Before the release of 2006’s Dusk and Summer, Chris Carrabba made fans of his band Dashboard Confessional wait three long years for a new album. In 2003, the band had issued A Mark, a Mission, a Brand, a Scar, which earned Carrabba a major label deal — but then, nothing.
It wasn’t like Chris, when you consider that emo’s poster child released two studio LPs and three EPs between 2000 and 2003. Carrabba said he didn’t mean to make his fans wait (see “Secrets? Dashboard Confessional’s Chris Carrabba Has A Few About Dusk And Summer“ ). He blames signing with Interscope Records for the album lag.
“I got really spooked being on a major, and it took me a long time to come to grips with that,” he told MTV News recently. “It was like, ‘How do you do this without being soul-sucking?’ ”
But Carrabba plans to make up for lost time — and make it up to his faithful followers — by doing things the way he used to, back when he first started out.
“I did take a break, and I beat myself up over it and I didn’t like it,” he said. “With Dusk and Summer, I had never been in the ‘machinery’ quite like that. I have to admit, it’s not quite as bad as people can make it out to be, but it’s certainly not as good as the way I had done it before.”
Carrabba returns to form with The Shade of Poison Trees, Dashboard’s fifth studio LP, which hits stores on October 2. And if that isn’t enough, the man said he’s already thinking about his next record.
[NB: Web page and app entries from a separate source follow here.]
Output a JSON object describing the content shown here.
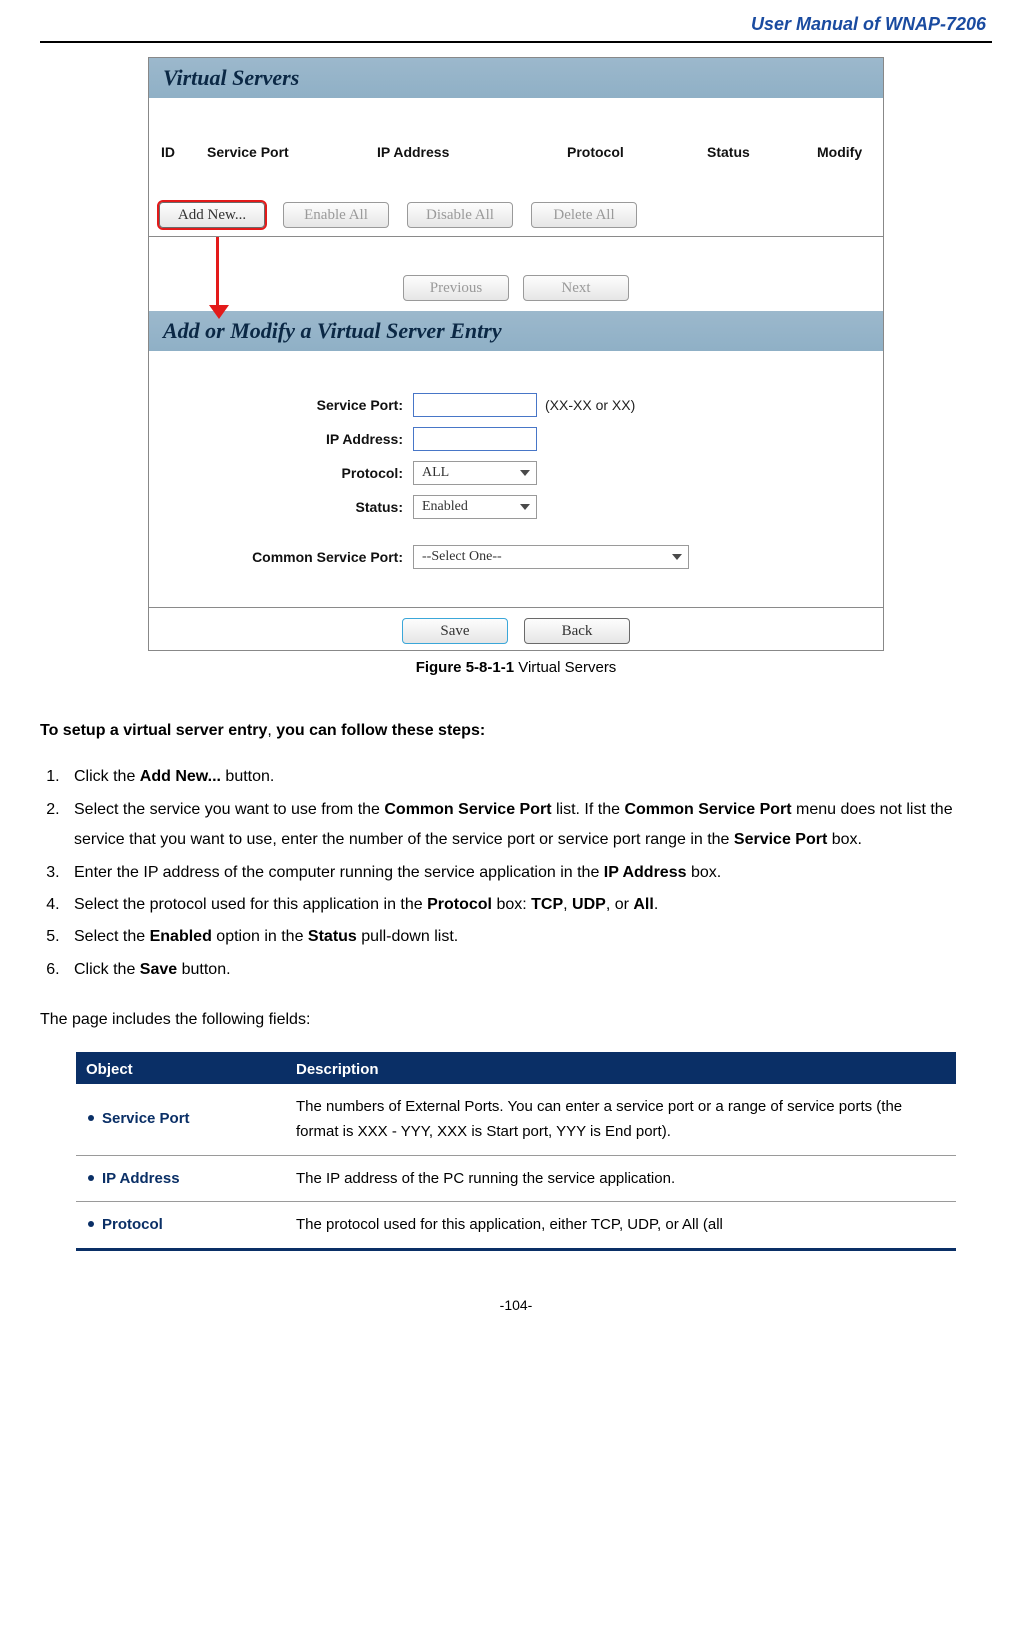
{
  "header": {
    "title": "User Manual of WNAP-7206"
  },
  "panel1": {
    "title": "Virtual Servers",
    "columns": {
      "id": "ID",
      "service_port": "Service Port",
      "ip": "IP Address",
      "protocol": "Protocol",
      "status": "Status",
      "modify": "Modify"
    },
    "buttons": {
      "add_new": "Add New...",
      "enable_all": "Enable All",
      "disable_all": "Disable All",
      "delete_all": "Delete All",
      "previous": "Previous",
      "next": "Next"
    }
  },
  "panel2": {
    "title": "Add or Modify a Virtual Server Entry",
    "labels": {
      "service_port": "Service Port:",
      "ip": "IP Address:",
      "protocol": "Protocol:",
      "status": "Status:",
      "common": "Common Service Port:"
    },
    "hint": "(XX-XX or XX)",
    "values": {
      "service_port": "",
      "ip": "",
      "protocol": "ALL",
      "status": "Enabled",
      "common": "--Select One--"
    },
    "buttons": {
      "save": "Save",
      "back": "Back"
    }
  },
  "caption": {
    "fig": "Figure 5-8-1-1",
    "text": " Virtual Servers"
  },
  "intro": {
    "lead": "To setup a virtual server entry",
    "sep": ", ",
    "lead2": "you can follow these steps:"
  },
  "steps": {
    "s1a": "Click the ",
    "s1b": "Add New...",
    "s1c": " button.",
    "s2a": "Select the service you want to use from the ",
    "s2b": "Common Service Port",
    "s2c": " list. If the ",
    "s2d": "Common Service Port",
    "s2e": " menu does not list the service that you want to use, enter the number of the service port or service port range in the ",
    "s2f": "Service Port",
    "s2g": " box.",
    "s3a": "Enter the IP address of the computer running the service application in the ",
    "s3b": "IP Address",
    "s3c": " box.",
    "s4a": "Select the protocol used for this application in the ",
    "s4b": "Protocol",
    "s4c": " box: ",
    "s4d": "TCP",
    "s4e": ", ",
    "s4f": "UDP",
    "s4g": ", or ",
    "s4h": "All",
    "s4i": ".",
    "s5a": "Select the ",
    "s5b": "Enabled",
    "s5c": " option in the ",
    "s5d": "Status",
    "s5e": " pull-down list.",
    "s6a": "Click the ",
    "s6b": "Save",
    "s6c": " button."
  },
  "fields_intro": "The page includes the following fields:",
  "table": {
    "head": {
      "object": "Object",
      "desc": "Description"
    },
    "rows": [
      {
        "object": "Service Port",
        "desc": "The numbers of External Ports. You can enter a service port or a range of service ports (the format is XXX - YYY, XXX is Start port, YYY is End port)."
      },
      {
        "object": "IP Address",
        "desc": "The IP address of the PC running the service application."
      },
      {
        "object": "Protocol",
        "desc": "The protocol used for this application, either TCP, UDP, or All (all"
      }
    ]
  },
  "page_num": "-104-"
}
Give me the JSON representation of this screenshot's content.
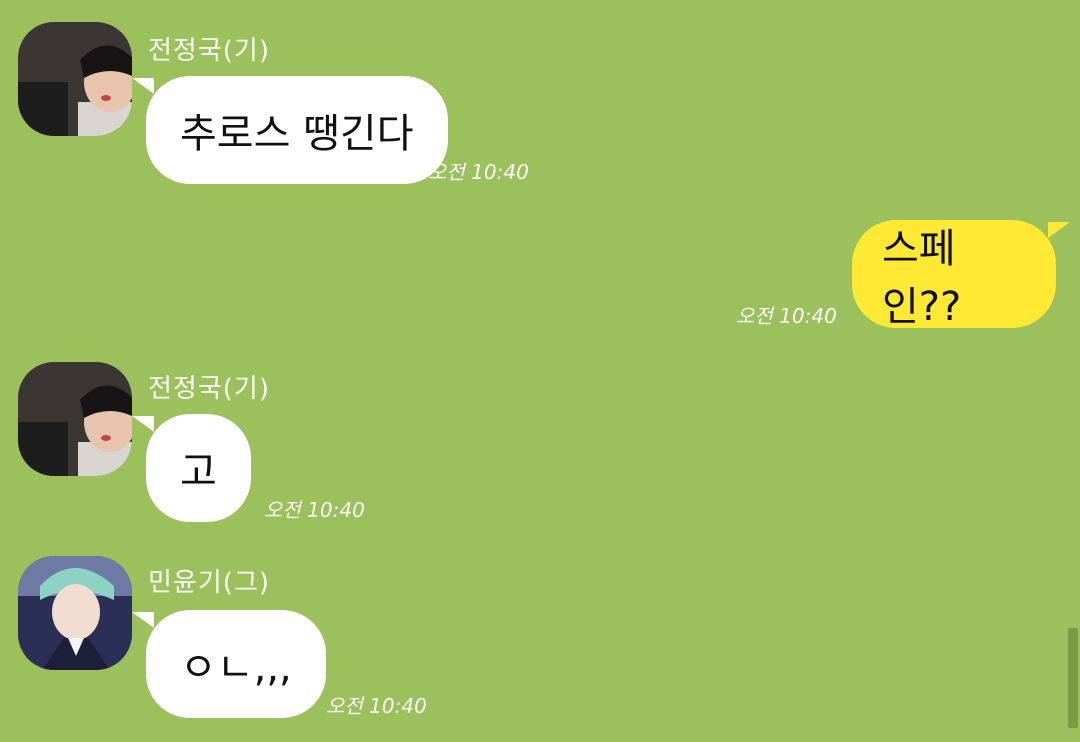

“I’m about 16 songs into it,” he explained. “It usually takes me between seven and 10 songs before I’ll say, ‘This is going to be an album.’ I usually write somewhere between 20 and 40 songs when I’m making a record … but it’s always very clear to me that it’s only those 12 songs or whatever that’ll make the final product. Other songs become lost immediately. I think of it like stretching before you lift weights. It’s about getting back in the process and sweeping away the cobwebs.”
There are no plans yet to record the new tracks, he said. He hopes to write more and then hit the studio as soon as he returns from a fall tour with former Dashboarder John Ralston and Say Anything’s Max Beemis, which kicks off September 28 in Baltimore and runs through November 14 in New York. He wouldn’t estimate a possible release date for the LP, but is anxious to get to work on it. And yes, he’d like to work once again with producer Don Gilmore (Linkin Park, Avril Lavigne), who helmed The Shade of Poison Trees and Dusk and Summer.
Carrabba wrote Shade over a 10-day period, and recorded it in just three weeks. But no one knew the album was even in the works until last month, when Carrabba finally spilled the beans. The disc predominantly features Carrabba on acoustic guitar, along with the rest of his band on a handful of tracks. The singer had been trying to find a home for one of its songs, “The Rush,” for four years. So why keep Shade a secret?
“I’m not sure I was keeping it a secret,” he said. “I was making this record, and I enjoyed the autonomy. It wasn’t like this clandestine operation — the impulse hit us to work on something, and everybody was free, so, it was just, ‘Let’s go do this record, and see what becomes of it.’ … I had secretly hoped that I would kind of get to release a record [the way I used to] … to do the job and really be invested with our energy, but not have a lot of fears and thoughts.
“I think that I may have held onto it a bit longer before telling anyone I’d done it because I wanted to be able to release it in a low-key manner,” Carrabba continued. “It really did feel right, and it still feels right — holding it that close to my chest. It’s supposed to be a personal thing for my fanbase and I wanted them to know before anyone else — almost including the record label.”
Carrabba repeated the same claim he’s made about pretty much every record he’s ever crafted before: This one’s the most personal of the bunch (see “Carrabba: Dashboard’s Next LP Will Be Really Confessional” ).
“I think I thought I was being open after A Mark, a Mission, a Brand, a Scar, and I thought when I was writing Dusk and Summer that I was still being open about things, but I’ve had time to reflect, and I realize I put a little guard up,” he said. “I hid behind poetry or guitar sounds or something. I wasn’t less personally invested in the album; there was just a guard I didn’t realize was up. And there was still a guard up — maybe a hair — with Shade, but I feel this is the album that brought me back to that place where I could be a little bit more clearly honest with myself, and so I took it and ran with it.”
He knows what his fans expect of him and feels he delivers on Shade.
“People dig on me for being honest,” he said “They don’t want illusion. If they want that, they can listen to some hip band with tighter pants than I wear.”